Activity:
Whichever lines include the word "label", copy them as they appear in the data.

--- START ---

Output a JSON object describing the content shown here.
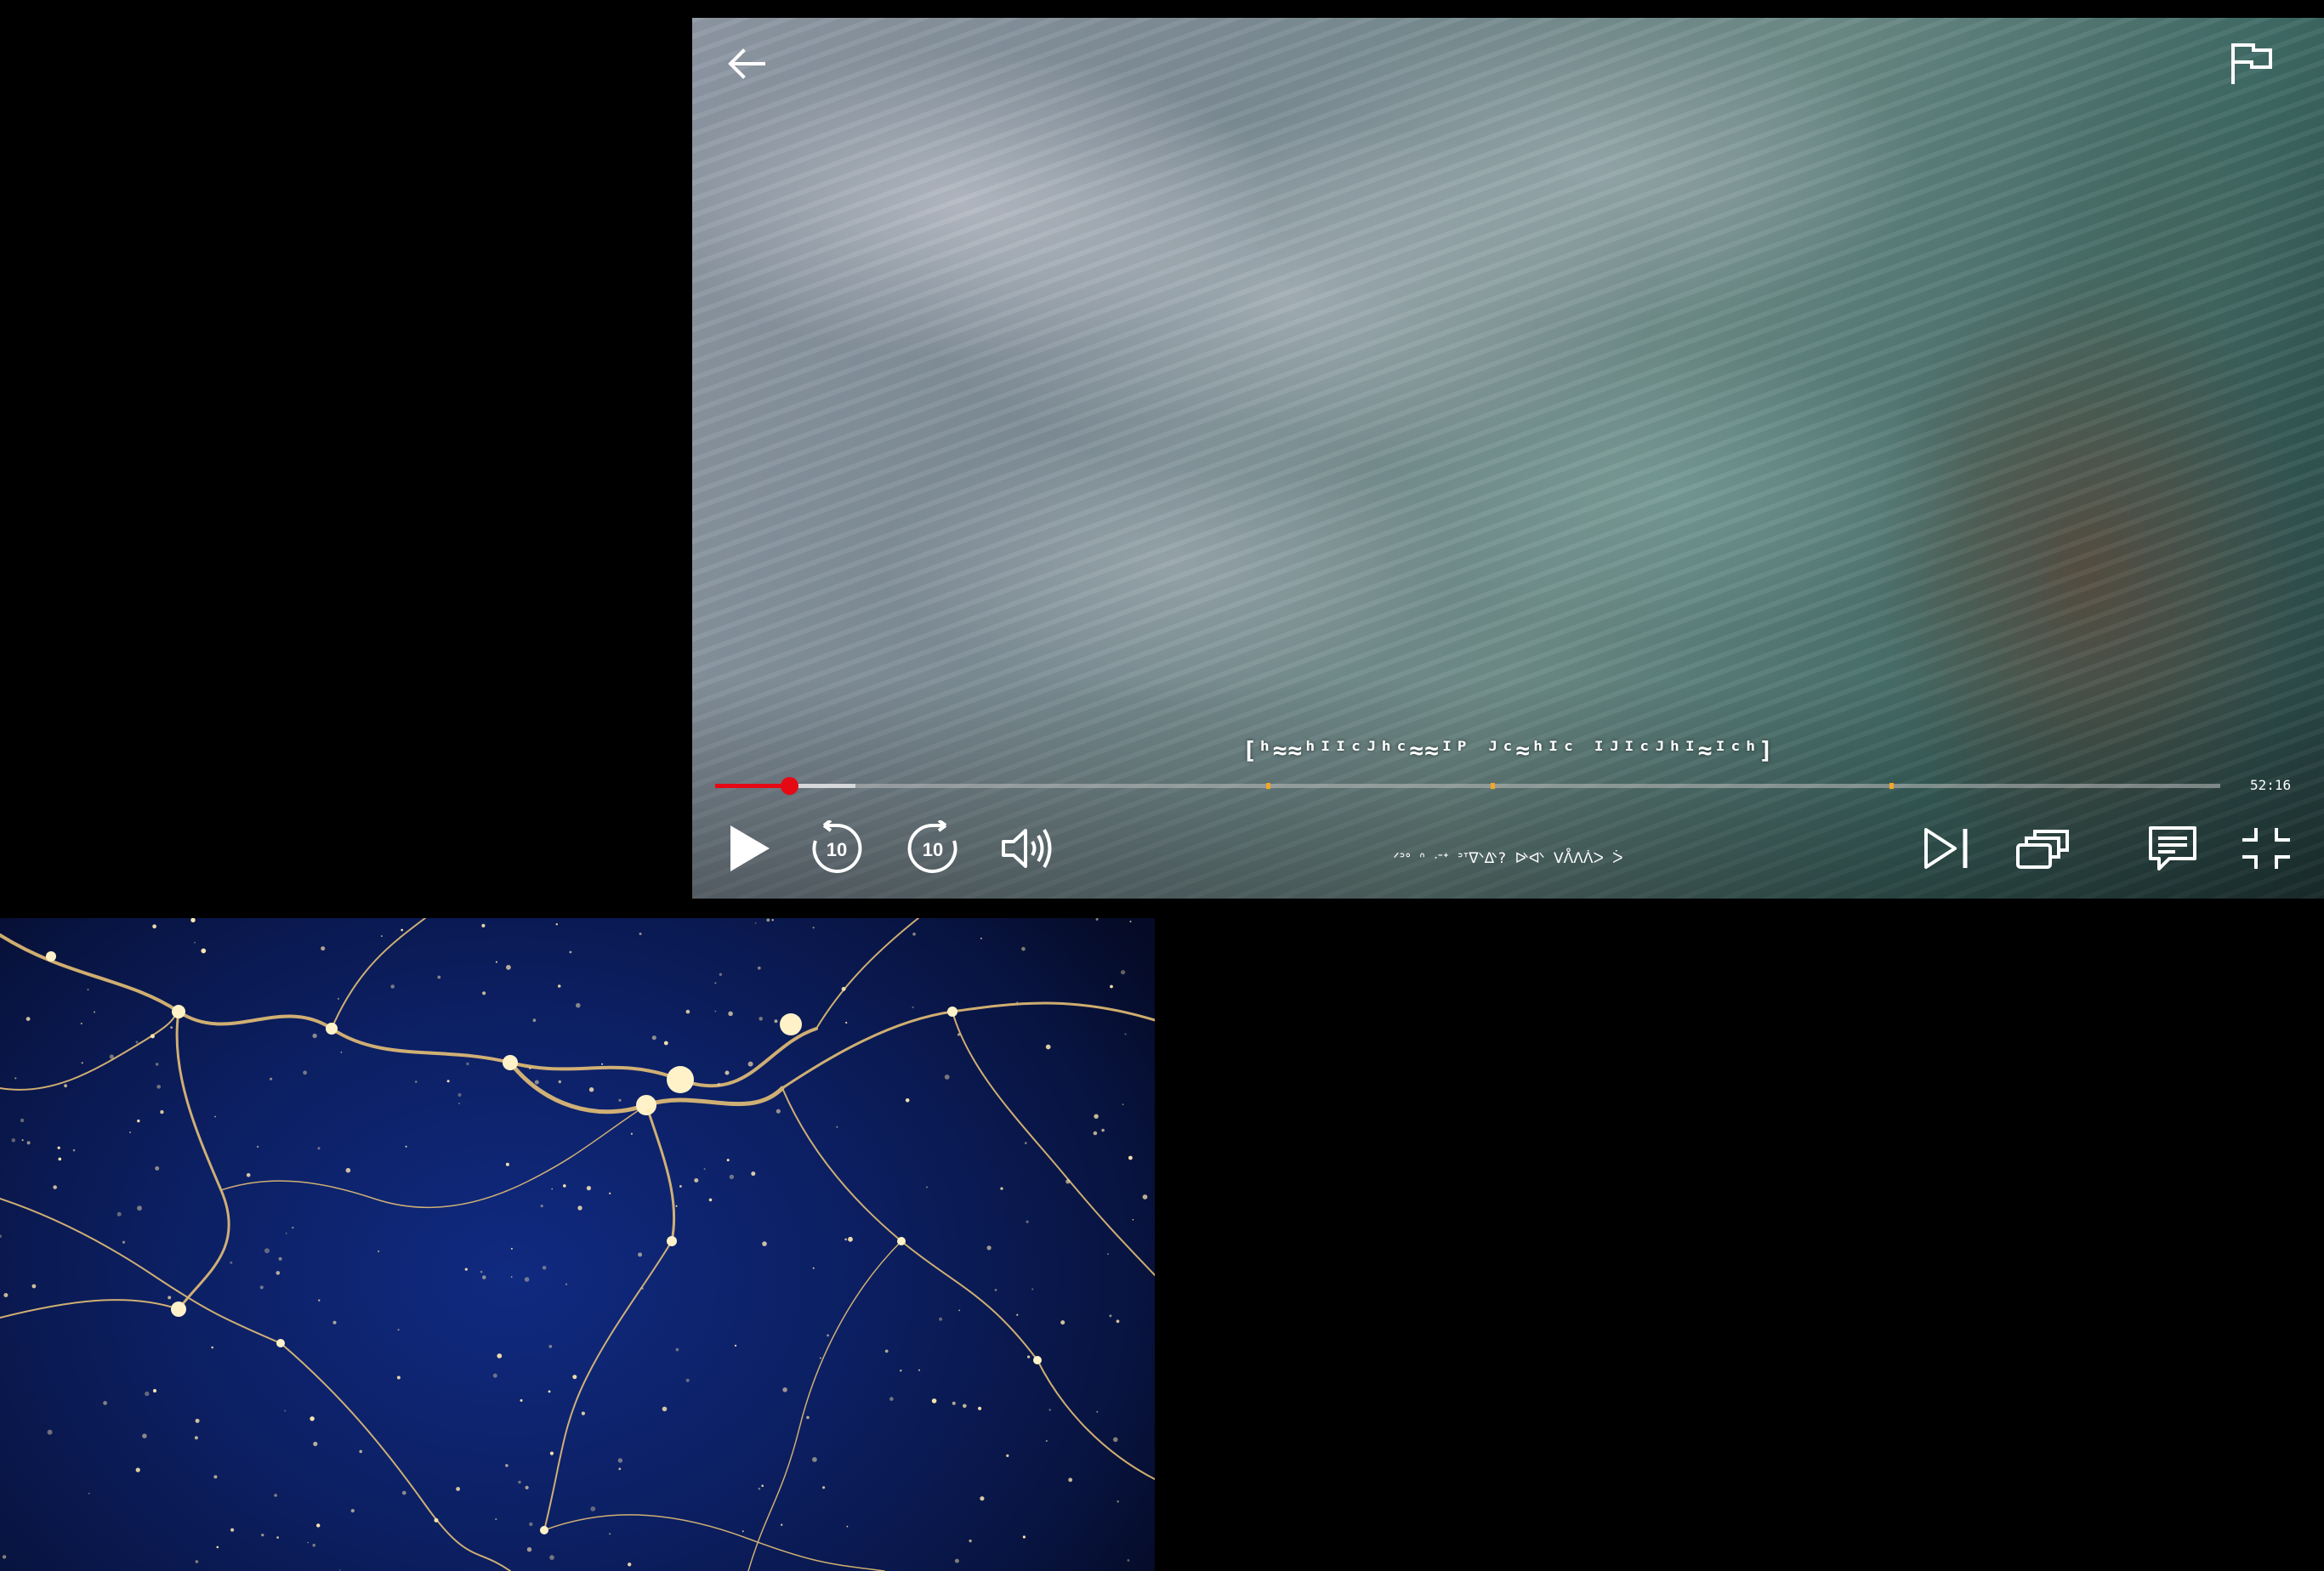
{
  "player": {
    "subtitle": "[ʰ≈≈ʰᴵᴵᶜᴶʰᶜ≈≈ᴵᴾ ᴶᶜ≈ʰᴵᶜ ᴵᴶᴵᶜᴶʰᴵ≈ᴵᶜʰ]",
    "time_remaining": "52:16",
    "episode_title": "ᐟᐣᐤ ᐢ ᐧᐨᐩ ᐣᐪᐫᐬ? ᐭᐮ ᐯᐰᐱᐲᐳ ᐴ",
    "progress": {
      "played_fraction": 0.049,
      "buffered_fraction": 0.093
    },
    "chapter_markers": [
      0.366,
      0.515,
      0.78
    ],
    "icons": {
      "back": "arrow-left-icon",
      "report": "flag-icon",
      "play": "play-icon",
      "rewind": "rewind-10-icon",
      "forward": "forward-10-icon",
      "volume": "volume-icon",
      "next": "next-episode-icon",
      "episodes": "episodes-icon",
      "subtitles": "subtitles-icon",
      "fullscreen": "exit-fullscreen-icon"
    },
    "skip_seconds": "10",
    "accent_color": "#e50914",
    "marker_color": "#f5a623"
  }
}
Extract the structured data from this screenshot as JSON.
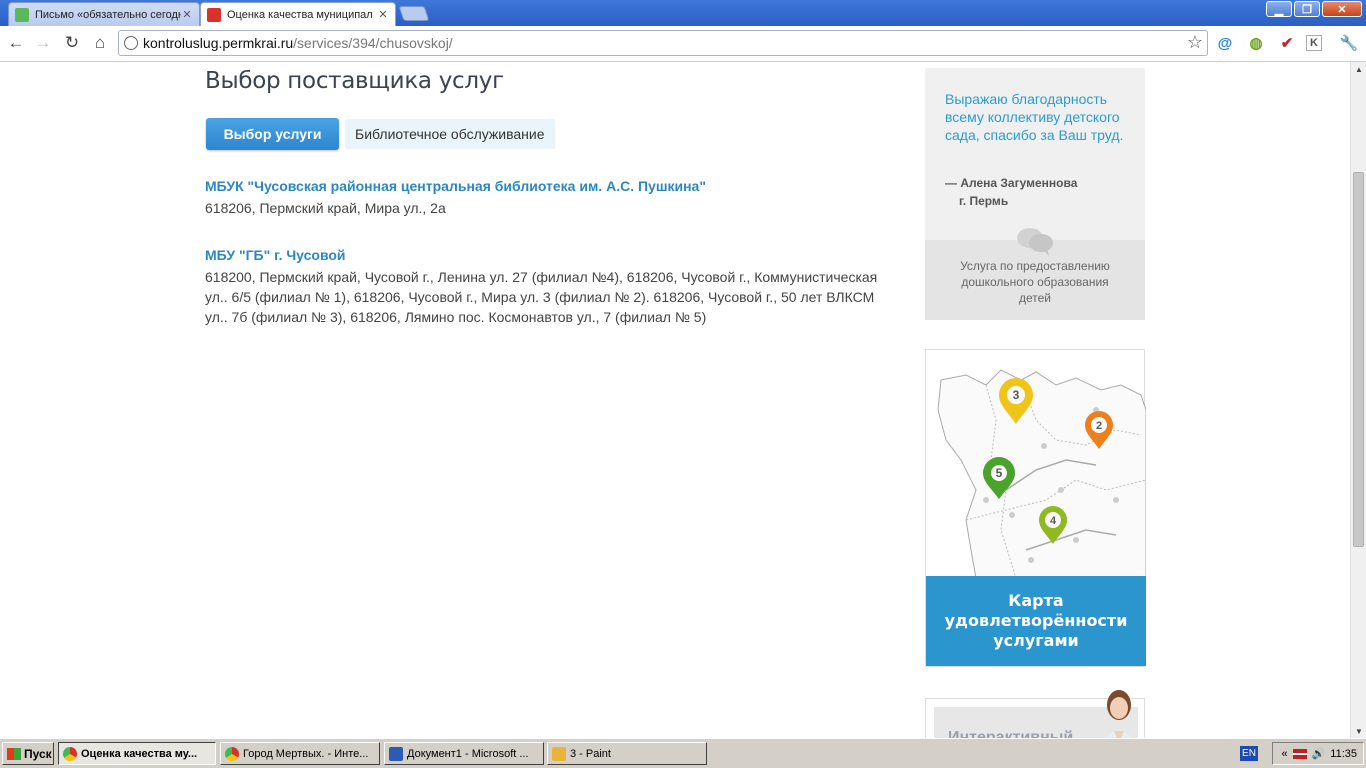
{
  "browser": {
    "tabs": [
      {
        "title": "Письмо «обязательно сегодн",
        "active": false
      },
      {
        "title": "Оценка качества муниципал",
        "active": true
      }
    ],
    "url_host": "kontroluslug.permkrai.ru",
    "url_path": "/services/394/chusovskoj/"
  },
  "page": {
    "title": "Выбор поставщика услуг",
    "select_button": "Выбор услуги",
    "selected_service": "Библиотечное обслуживание",
    "providers": [
      {
        "name": "МБУК \"Чусовская районная центральная библиотека им. А.С. Пушкина\"",
        "address": "618206, Пермский край, Мира ул., 2а"
      },
      {
        "name": "МБУ \"ГБ\" г. Чусовой",
        "address": "618200, Пермский край, Чусовой г., Ленина ул. 27 (филиал №4), 618206, Чусовой г., Коммунистическая ул.. 6/5 (филиал № 1), 618206, Чусовой г., Мира ул. 3 (филиал № 2). 618206, Чусовой г., 50 лет ВЛКСМ ул.. 7б (филиал № 3), 618206, Лямино пос. Космонавтов ул., 7 (филиал № 5)"
      }
    ]
  },
  "sidebar": {
    "review": {
      "quote": "Выражаю благодарность всему коллективу детского сада, спасибо за Ваш труд.",
      "author_line1": "— Алена Загуменнова",
      "author_line2": "г. Пермь",
      "service": "Услуга по предоставлению дошкольного образования детей"
    },
    "map": {
      "pins": [
        {
          "label": "3",
          "color": "#f0c419"
        },
        {
          "label": "2",
          "color": "#ef7f1a"
        },
        {
          "label": "5",
          "color": "#4aa32a"
        },
        {
          "label": "4",
          "color": "#8dbb1f"
        }
      ],
      "cta": "Карта удовлетворённости услугами"
    },
    "interactive": {
      "label": "Интерактивный"
    }
  },
  "taskbar": {
    "start": "Пуск",
    "tasks": [
      {
        "label": "Оценка качества му...",
        "active": true
      },
      {
        "label": "Город Мертвых. - Инте...",
        "active": false
      },
      {
        "label": "Документ1 - Microsoft ...",
        "active": false
      },
      {
        "label": "3 - Paint",
        "active": false
      }
    ],
    "lang": "EN",
    "clock": "11:35"
  }
}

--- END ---

Finished exercise:
          "label": "3",
          "label": "2",
          "label": "5",
          "label": "4",
      "label": "Интерактивный"
        "label": "Оценка качества му...",
        "label": "Город Мертвых. - Инте...",
        "label": "Документ1 - Microsoft ...",
        "label": "3 - Paint",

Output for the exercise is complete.